(Beginning of Source data)

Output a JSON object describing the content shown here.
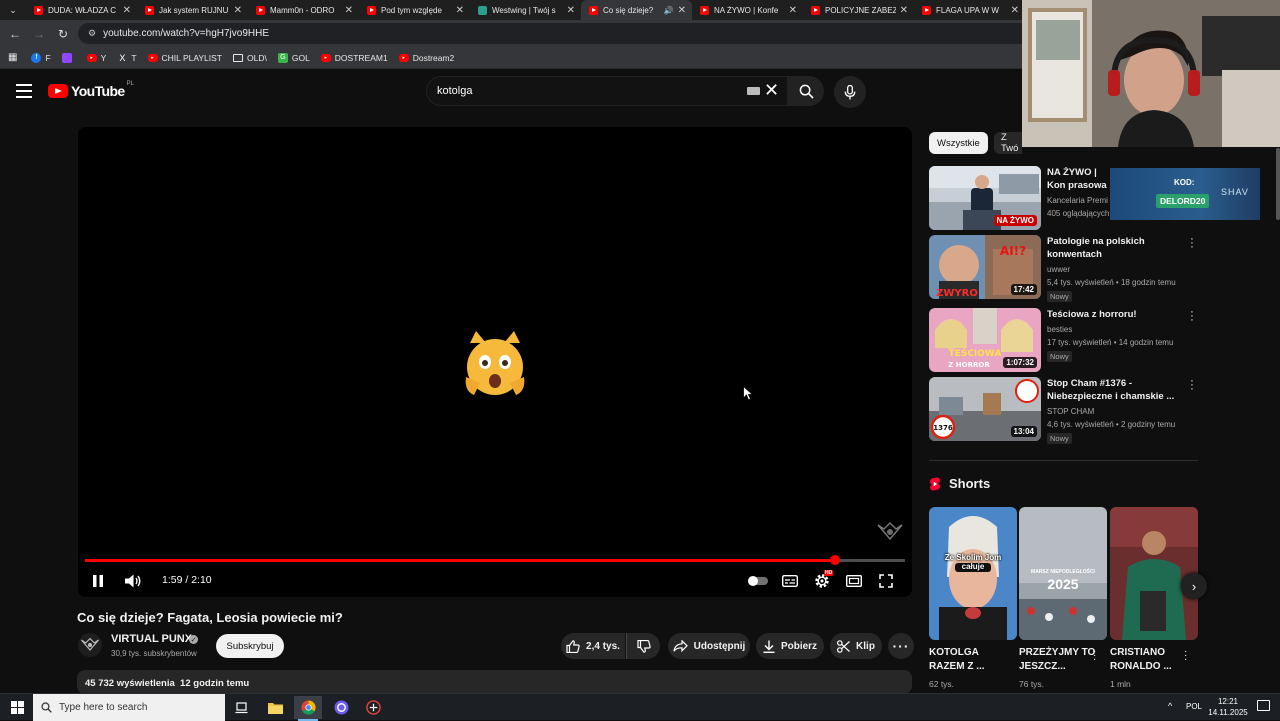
{
  "browser": {
    "tabs": [
      {
        "title": "DUDA: WŁADZA C",
        "active": false
      },
      {
        "title": "Jak system RUJNU",
        "active": false
      },
      {
        "title": "Mamm0n - ODRO",
        "active": false
      },
      {
        "title": "Pod tym względe",
        "active": false
      },
      {
        "title": "Westwing | Twój s",
        "active": false,
        "favicon": "westwing"
      },
      {
        "title": "Co się dzieje?",
        "active": true,
        "audio": true
      },
      {
        "title": "NA ŻYWO | Konfe",
        "active": false
      },
      {
        "title": "POLICYJNE ZABEZ",
        "active": false
      },
      {
        "title": "FLAGA UPA W W",
        "active": false
      }
    ],
    "url": "youtube.com/watch?v=hgH7jvo9HHE",
    "bookmarks": [
      {
        "label": "F",
        "icon": "facebook-icon",
        "color": "#1877f2"
      },
      {
        "label": "",
        "icon": "twitch-icon",
        "color": "#9146ff"
      },
      {
        "label": "Y",
        "icon": "youtube-icon",
        "color": "#ff0000"
      },
      {
        "label": "T",
        "icon": "x-icon",
        "color": "#000000"
      },
      {
        "label": "CHIL PLAYLIST",
        "icon": "youtube-icon",
        "color": "#ff0000"
      },
      {
        "label": "OLD\\",
        "icon": "folder-icon",
        "color": "#e8e8e8"
      },
      {
        "label": "GOL",
        "icon": "gol-icon",
        "color": "#39b54a"
      },
      {
        "label": "DOSTREAM1",
        "icon": "youtube-icon",
        "color": "#ff0000"
      },
      {
        "label": "Dostream2",
        "icon": "youtube-icon",
        "color": "#ff0000"
      }
    ]
  },
  "youtube": {
    "logo_text": "YouTube",
    "country_code": "PL",
    "search_value": "kotolga",
    "accent_red": "#ff0000"
  },
  "player": {
    "current_time": "1:59",
    "duration": "2:10",
    "time_display": "1:59 / 2:10",
    "progress": 0.915,
    "center_emoji": "weary-cat-face",
    "settings_badge": "HD"
  },
  "video": {
    "title": "Co się dzieje? Fagata, Leosia powiecie mi?",
    "channel": "VIRTUAL PUNX",
    "subscribers": "30,9 tys. subskrybentów",
    "subscribe_label": "Subskrybuj",
    "likes": "2,4 tys.",
    "share_label": "Udostępnij",
    "download_label": "Pobierz",
    "clip_label": "Klip",
    "views_line": "45 732 wyświetlenia  12 godzin temu"
  },
  "sidebar": {
    "chips": [
      "Wszystkie",
      "Z Twó"
    ],
    "recommendations": [
      {
        "title": "NA ŻYWO | Konferencja prasowa Premiera",
        "title_visible": "NA ŻYWO | Kon prasowa Premi",
        "channel": "Kancelaria Premi",
        "meta": "405 oglądających",
        "badge": "",
        "duration": "NA ŻYWO",
        "live": true
      },
      {
        "title": "Patologie na polskich konwentach",
        "channel": "uwwer",
        "meta": "5,4 tys. wyświetleń • 18 godzin temu",
        "badge": "Nowy",
        "duration": "17:42",
        "live": false
      },
      {
        "title": "Teściowa z horroru!",
        "channel": "besties",
        "meta": "17 tys. wyświetleń • 14 godzin temu",
        "badge": "Nowy",
        "duration": "1:07:32",
        "live": false
      },
      {
        "title": "Stop Cham #1376 - Niebezpieczne i chamskie ...",
        "channel": "STOP CHAM",
        "meta": "4,6 tys. wyświetleń • 2 godziny temu",
        "badge": "Nowy",
        "duration": "13:04",
        "live": false
      }
    ],
    "shorts_heading": "Shorts",
    "shorts": [
      {
        "title": "KOTOLGA RAZEM Z ...",
        "views": "62 tys.",
        "overlay": "Ze Skolim Jom całuje"
      },
      {
        "title": "PRZEŻYJMY TO JESZCZ...",
        "views": "76 tys.",
        "overlay": "2025",
        "overlay_small": "MARSZ NIEPODLEGŁOŚCI"
      },
      {
        "title": "CRISTIANO RONALDO ...",
        "views": "1 mln",
        "overlay": ""
      }
    ],
    "promo": {
      "label": "KOD:",
      "code": "DELORD20",
      "brand": "SHAV"
    }
  },
  "taskbar": {
    "search_placeholder": "Type here to search",
    "language": "POL",
    "time": "12:21",
    "date": "14.11.2025"
  }
}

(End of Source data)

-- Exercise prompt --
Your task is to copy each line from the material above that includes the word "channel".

-- Response area --
    "channel": "VIRTUAL PUNX",
        "channel": "Kancelaria Premi",
        "channel": "uwwer",
        "channel": "besties",
        "channel": "STOP CHAM",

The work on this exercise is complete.